FR: My father was a truck driver. He is retired. My mother works at a bank. She did a work study when she was 16 or 17 and it was her one and only job. She just loves the bank! She is totally fascinated with the business side of the art world, and she is great with financial advice. My dad is a little more hippie, artsy. He understands when I’m stressed about a deadline or I’m in a fog, artistically. So, he is the person I call for that.
SR: You have the best of both worlds. I just had a bunch of creative types, so less practicality, really.
FR: (Laughs) I always thought it would be so much easier if my parents were artists.
SR: So there’s all this buzz right now on artists migrating to LA and how wonderful LA is. It’s a secret ! We don’t want more people to know about, but what are your thoughts?
FR: (laughs) I definitely can’t fault anyone for moving to LA. I mean it is just so much easier to struggle as an artist in LA than in NY. Tacos are cheap. The beach is free. It was probably inevitable. New York was bound to hit a saturation point.
“Women haven’t been
allowed to have
a lot of different faces.
Most people think
femininity is so well
understood and I
don’t agree with that.”
— Fay Ray
SR: A few years ago people would make comments like, “The LA art world is not serious.” But it’s so clear that is changing and it is another center of the art world, if not THE next center of the art world, and it’s exciting. I hope it doesn’t get too saturated, but we can’t stop it.
FR: (laughs) Yeah, that can’t be stopped, but galleries will pioneer a real derelict part of town ….
SR: Oh yeah, I mean where I work, at Hannah Hoffman, it’s becoming gentrified, but it was a really rough street.
FR: Yeah, it’s where all the trannies would hang out.
Established in 2010, by artist, DAVIDA & dealer, Mieke Marple. Night Gallery is best known for it’s unorthodox hours, 10pm-2am. The space was one of the first of it’s kind, in Downtown LA’s, now burgeoning alternative art and nightlife scene.
Francois Ghebaly Collective
Dynamic mix of commercial and nonprofit arts enterprises committed to multifaceted la art scene. The space is shared among: Farenheit (an exhibition space + residency program) 2nd Cannons, DoPe Press (artists book publishing programs) and LACA (a media resource center).
SR: There’s still hypodermic needles in the alleyway but then you walk in and it’s this beautiful majestic space and the same thing is happening downtown with the Night Gallery and Francois space but they’re comfortable being in these kinds of really poor areas. I like it. I mean you have to, to get spaces like that, unless you are a multi-guzillionaire you can get a space on Venice Beach.
What do you consider to be your greatest sources of inspiration for your upcoming show?
FR: In a very basic sense, black and white photography and fashion photography. That is what I seek out and shower my head with. I love high high contrast imagery and light on skin. I just feel like there is some territory in there for me.

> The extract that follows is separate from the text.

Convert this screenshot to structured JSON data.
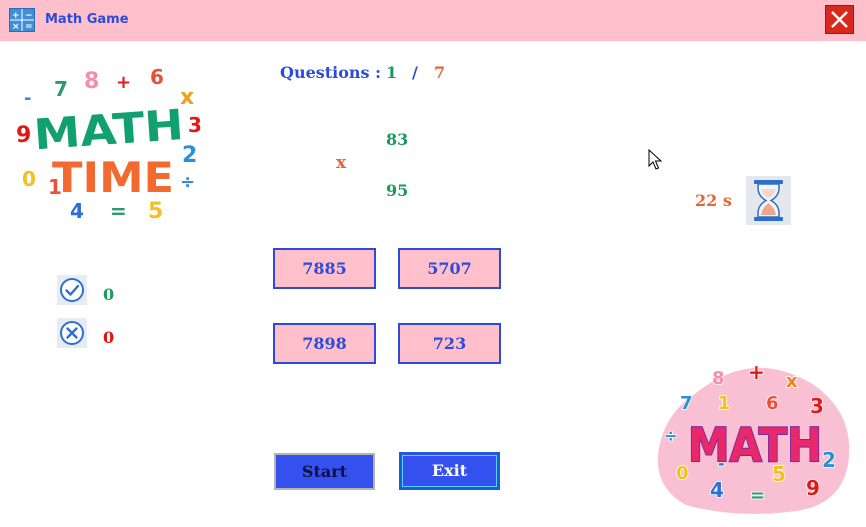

Another is textures , earthy, gritty, funky textures. For the show, I wanted to return to some forms I put down a while ago. The show will be collage heavy. I stopped doing that for a while. That type of work has a tendency to take over like a mold. It spreads out so fast, the next thing I know it’s taken over the space I have for painting or sculpture or living.. it’s in my bathroom, little bits of paper just follow me everywhere.
I fell in love with early surrealist, cubist collages. I knew when I wanted to pick it up again, I wanted to do something that lasted and had as much of the essence of those collages as possible – thick paper, and bringing in some of other stuff, like slight painting elements and photographing sculptures.
SR: Can you give a little teaser about what to expect at your upcoming show?
FR: All the imagery will be black and white for the show. Everything is a little bit darker. There will be silk booties and silk mittens. I’m also bronzing a couple of bikinis! I’m really excited for that.
SR: I can’t wait, I will be there with bells on!
FR: Thanks woman! Love you!
Beauty Mark, 2014, courtesy: the artist and Samuel Freeman Gallery
Untitled, 2014, courtesy: the artist and Samuel Freeman Gallery
Calla Lillies, 2014, courtesy: the artist and Samuel Freeman Gallery
Bronze Bikini 2, 2014, courtesy: the artist and Samuel Freeman Gallery
Sulfur Pit, 2014, courtesy: the artist and Samuel Freeman Gallery